### Preserving Integrity Using Asymmetric Key Algorithms

The goal of preserving the integrity of a message is to ensure that any message received, or any new device being connected, is not carrying unwanted code or information. Let us look at an example of how to achieve this using an asymmetric key algorithm such as ECDSA.

The basic idea behind this is that the sender signs a message with a digital signature and the recipient verifies the signature, to be assured of the received message’s integrity.

In Figure 10, the sender calculates the digest of a message by feeding the message to a SHA-2 hashing engine. As this is an asymmetric key scheme, this key is not shared between the sender and recipient. The sender has a private key that is never shared, and the recipient has a public key that can be shared with many people and vice versa, unlike the symmetric key algorithm the digest/hash that is generated does not use a key.

The generated digest is then fed to the ECDSA engine along with the sender’s private key to generate a digital signature of the message. This signature, along with the message, is sent to the recipient. This completes the signing process for the sent message.

Now that the recipient has received the message and digital signature from the sender, they can start the verification process. This process consists of two distinct steps:

Step 1: The recipient computes a message digest from the received message.

Step 2: This newly computed digest, the received digital signature from the sender, along with the sender’s public key, are then fed into the ECDSA engine for verification.

During the verification process, the ECDSA engine produces a “yes” or “no” result. If the result is a “yes,” then the message integrity is preserved. If the result is a “no,” the message integrity is compromised.

### Non-Repudiation Using Asymmetric Key Algorithms

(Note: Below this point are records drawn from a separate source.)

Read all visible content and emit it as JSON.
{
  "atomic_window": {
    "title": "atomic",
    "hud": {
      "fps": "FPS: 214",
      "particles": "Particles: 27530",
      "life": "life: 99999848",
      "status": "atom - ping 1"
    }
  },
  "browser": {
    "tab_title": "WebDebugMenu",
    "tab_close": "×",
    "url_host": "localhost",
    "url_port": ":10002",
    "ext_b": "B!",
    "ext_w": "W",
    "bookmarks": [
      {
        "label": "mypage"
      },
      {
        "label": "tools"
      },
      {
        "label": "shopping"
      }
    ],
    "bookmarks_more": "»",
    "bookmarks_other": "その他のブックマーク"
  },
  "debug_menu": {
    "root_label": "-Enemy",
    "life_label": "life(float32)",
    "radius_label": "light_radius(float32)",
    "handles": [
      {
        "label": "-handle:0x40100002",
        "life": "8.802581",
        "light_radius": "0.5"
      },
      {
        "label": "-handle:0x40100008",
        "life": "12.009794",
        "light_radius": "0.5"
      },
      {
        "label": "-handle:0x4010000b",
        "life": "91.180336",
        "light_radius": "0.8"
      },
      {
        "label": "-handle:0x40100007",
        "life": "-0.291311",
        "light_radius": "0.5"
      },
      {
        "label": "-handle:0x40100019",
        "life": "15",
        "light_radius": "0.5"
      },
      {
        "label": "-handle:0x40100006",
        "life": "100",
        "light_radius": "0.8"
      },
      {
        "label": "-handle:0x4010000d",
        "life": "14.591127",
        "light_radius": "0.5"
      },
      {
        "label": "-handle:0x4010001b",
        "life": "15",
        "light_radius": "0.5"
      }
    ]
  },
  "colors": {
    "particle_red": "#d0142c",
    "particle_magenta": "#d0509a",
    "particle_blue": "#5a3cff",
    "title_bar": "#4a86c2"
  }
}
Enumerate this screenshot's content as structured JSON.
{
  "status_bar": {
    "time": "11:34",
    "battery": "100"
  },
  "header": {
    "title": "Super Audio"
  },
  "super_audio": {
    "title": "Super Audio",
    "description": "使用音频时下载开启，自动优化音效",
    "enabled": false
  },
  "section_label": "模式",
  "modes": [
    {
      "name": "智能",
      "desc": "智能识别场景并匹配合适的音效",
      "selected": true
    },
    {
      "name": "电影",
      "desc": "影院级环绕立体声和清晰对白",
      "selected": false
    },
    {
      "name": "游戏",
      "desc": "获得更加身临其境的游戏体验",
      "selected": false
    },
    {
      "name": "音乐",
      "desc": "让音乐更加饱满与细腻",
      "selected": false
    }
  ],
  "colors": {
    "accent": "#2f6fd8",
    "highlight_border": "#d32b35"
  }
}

A message signed by a digital signature from the sender can be used to prove that the message is sent by the sender and it is unaltered. However, a digital signature cannot prove the identity of the sender. Proof of identity is achieved using a digital certificate. Figures 11 through 14 show the complete steps needed to achieve a complete public key system, where the messages exchanged cannot be repudiated by either party.

The main idea is that both the sender and recipient must prove their identity to one another, and their respective public keys must be proven authentic by a trusted third party.

Why is it so important to use a digital certificate? Without it, someone pretending to be the sender (i.e., an imposter) can send a message encrypted with the recipient’s public key along with a digital signature signed with the imposter’s private key. The imposter then sends the recipient their made-up public key. The recipient then uses that public key to verify the digital signature and everything is validated. But the message from the imposter may have malicious information the recipient never suspects. Avoid this using a digital certificate that verifies the public key received did indeed belong to the sender and not some imposter.

Maxim Integrated has a wide variety of symmetric and asymmetric key based hardware authenticators to accomplish all the concepts discussed in this chapter. Watch for other segments in our series of cryptography application notes to continue deepening your understanding of this important security technique.